--- Data Enclosed Below ---
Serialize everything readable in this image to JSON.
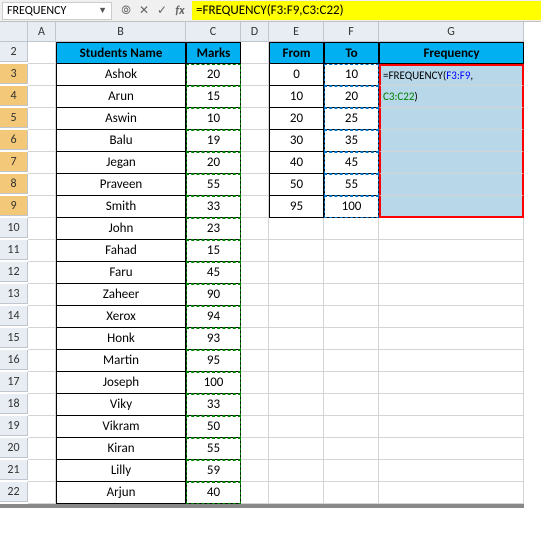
{
  "nameBox": "FREQUENCY",
  "formula": "=FREQUENCY(F3:F9,C3:C22)",
  "formulaParts": {
    "pre": "=FREQUENCY(",
    "r1": "F3:F9",
    "mid": ",",
    "r2": "C3:C22",
    "end": ")"
  },
  "cols": [
    "A",
    "B",
    "C",
    "D",
    "E",
    "F",
    "G"
  ],
  "rows": [
    "2",
    "3",
    "4",
    "5",
    "6",
    "7",
    "8",
    "9",
    "10",
    "11",
    "12",
    "13",
    "14",
    "15",
    "16",
    "17",
    "18",
    "19",
    "20",
    "21",
    "22"
  ],
  "h": {
    "b2": "Students Name",
    "c2": "Marks",
    "e2": "From",
    "f2": "To",
    "g2": "Frequency"
  },
  "students": [
    {
      "name": "Ashok",
      "marks": "20"
    },
    {
      "name": "Arun",
      "marks": "15"
    },
    {
      "name": "Aswin",
      "marks": "10"
    },
    {
      "name": "Balu",
      "marks": "19"
    },
    {
      "name": "Jegan",
      "marks": "20"
    },
    {
      "name": "Praveen",
      "marks": "55"
    },
    {
      "name": "Smith",
      "marks": "33"
    },
    {
      "name": "John",
      "marks": "23"
    },
    {
      "name": "Fahad",
      "marks": "15"
    },
    {
      "name": "Faru",
      "marks": "45"
    },
    {
      "name": "Zaheer",
      "marks": "90"
    },
    {
      "name": "Xerox",
      "marks": "94"
    },
    {
      "name": "Honk",
      "marks": "93"
    },
    {
      "name": "Martin",
      "marks": "95"
    },
    {
      "name": "Joseph",
      "marks": "100"
    },
    {
      "name": "Viky",
      "marks": "33"
    },
    {
      "name": "Vikram",
      "marks": "50"
    },
    {
      "name": "Kiran",
      "marks": "55"
    },
    {
      "name": "Lilly",
      "marks": "59"
    },
    {
      "name": "Arjun",
      "marks": "40"
    }
  ],
  "bins": [
    {
      "from": "0",
      "to": "10"
    },
    {
      "from": "10",
      "to": "20"
    },
    {
      "from": "20",
      "to": "25"
    },
    {
      "from": "30",
      "to": "35"
    },
    {
      "from": "40",
      "to": "45"
    },
    {
      "from": "50",
      "to": "55"
    },
    {
      "from": "95",
      "to": "100"
    }
  ]
}
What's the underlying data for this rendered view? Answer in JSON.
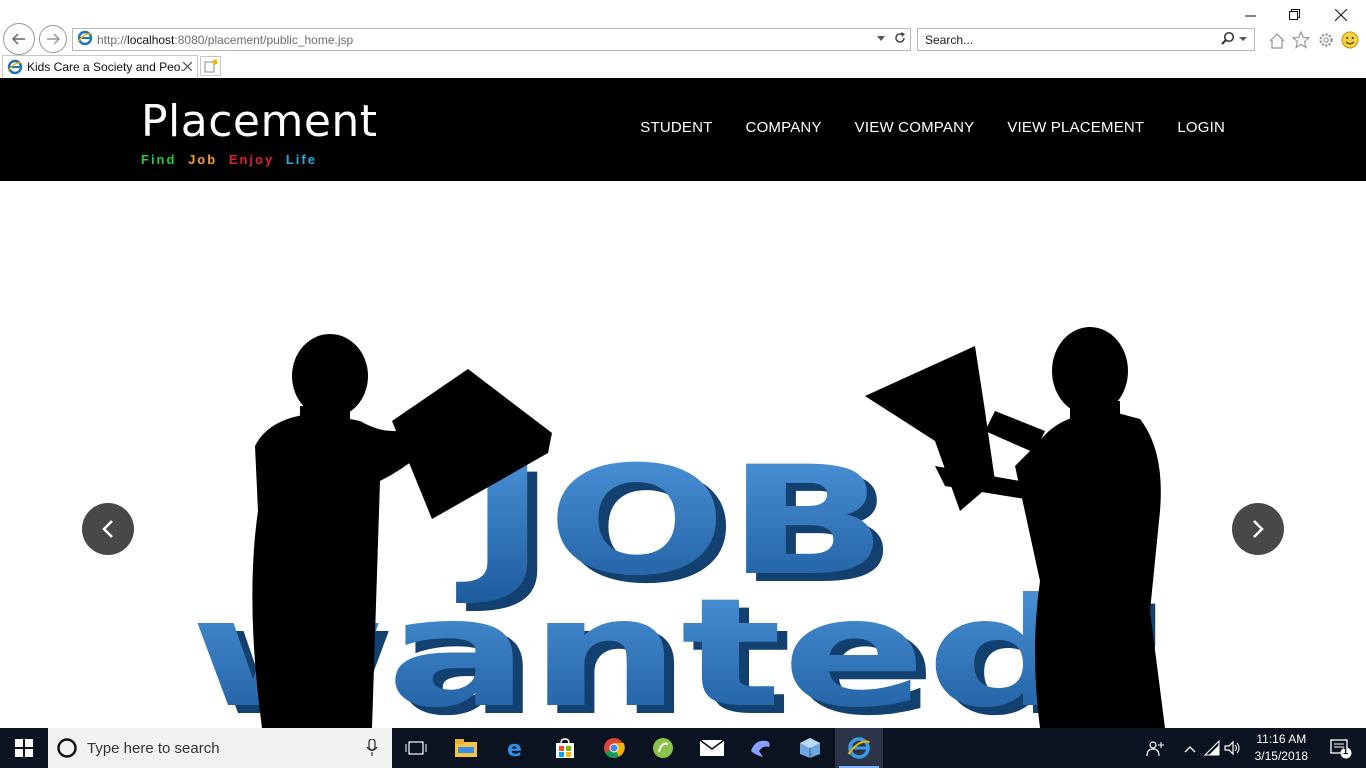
{
  "window": {
    "minimize_icon": "minimize-icon",
    "restore_icon": "restore-icon",
    "close_icon": "close-icon"
  },
  "toolbar": {
    "back_icon": "back-arrow-icon",
    "forward_icon": "forward-arrow-icon",
    "address_prefix": "http://",
    "address_host": "localhost",
    "address_rest": ":8080/placement/public_home.jsp",
    "search_placeholder": "Search...",
    "home_icon": "home-icon",
    "favorites_icon": "star-icon",
    "settings_icon": "gear-icon",
    "feedback_icon": "smiley-icon"
  },
  "tabs": [
    {
      "title": "Kids Care a Society and Peo..."
    }
  ],
  "site": {
    "brand": "Placement",
    "tagline": [
      {
        "text": "Find",
        "color": "#22cc33"
      },
      {
        "text": "Job",
        "color": "#f0a020"
      },
      {
        "text": "Enjoy",
        "color": "#e0203a"
      },
      {
        "text": "Life",
        "color": "#2aa8e0"
      }
    ],
    "nav": [
      "STUDENT",
      "COMPANY",
      "VIEW COMPANY",
      "VIEW PLACEMENT",
      "LOGIN"
    ]
  },
  "carousel": {
    "slide_word_1": "JOB",
    "slide_word_2": "wanted!",
    "prev_icon": "chevron-left-icon",
    "next_icon": "chevron-right-icon",
    "accent_color": "#2a72b8"
  },
  "taskbar": {
    "search_placeholder": "Type here to search",
    "time": "11:16 AM",
    "date": "3/15/2018",
    "notification_count": "1"
  }
}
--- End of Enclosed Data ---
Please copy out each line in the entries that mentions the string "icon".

#### Response to this exercise:
    "minimize_icon": "minimize-icon",
    "restore_icon": "restore-icon",
    "close_icon": "close-icon"
    "back_icon": "back-arrow-icon",
    "forward_icon": "forward-arrow-icon",
    "home_icon": "home-icon",
    "favorites_icon": "star-icon",
    "settings_icon": "gear-icon",
    "feedback_icon": "smiley-icon"
    "prev_icon": "chevron-left-icon",
    "next_icon": "chevron-right-icon",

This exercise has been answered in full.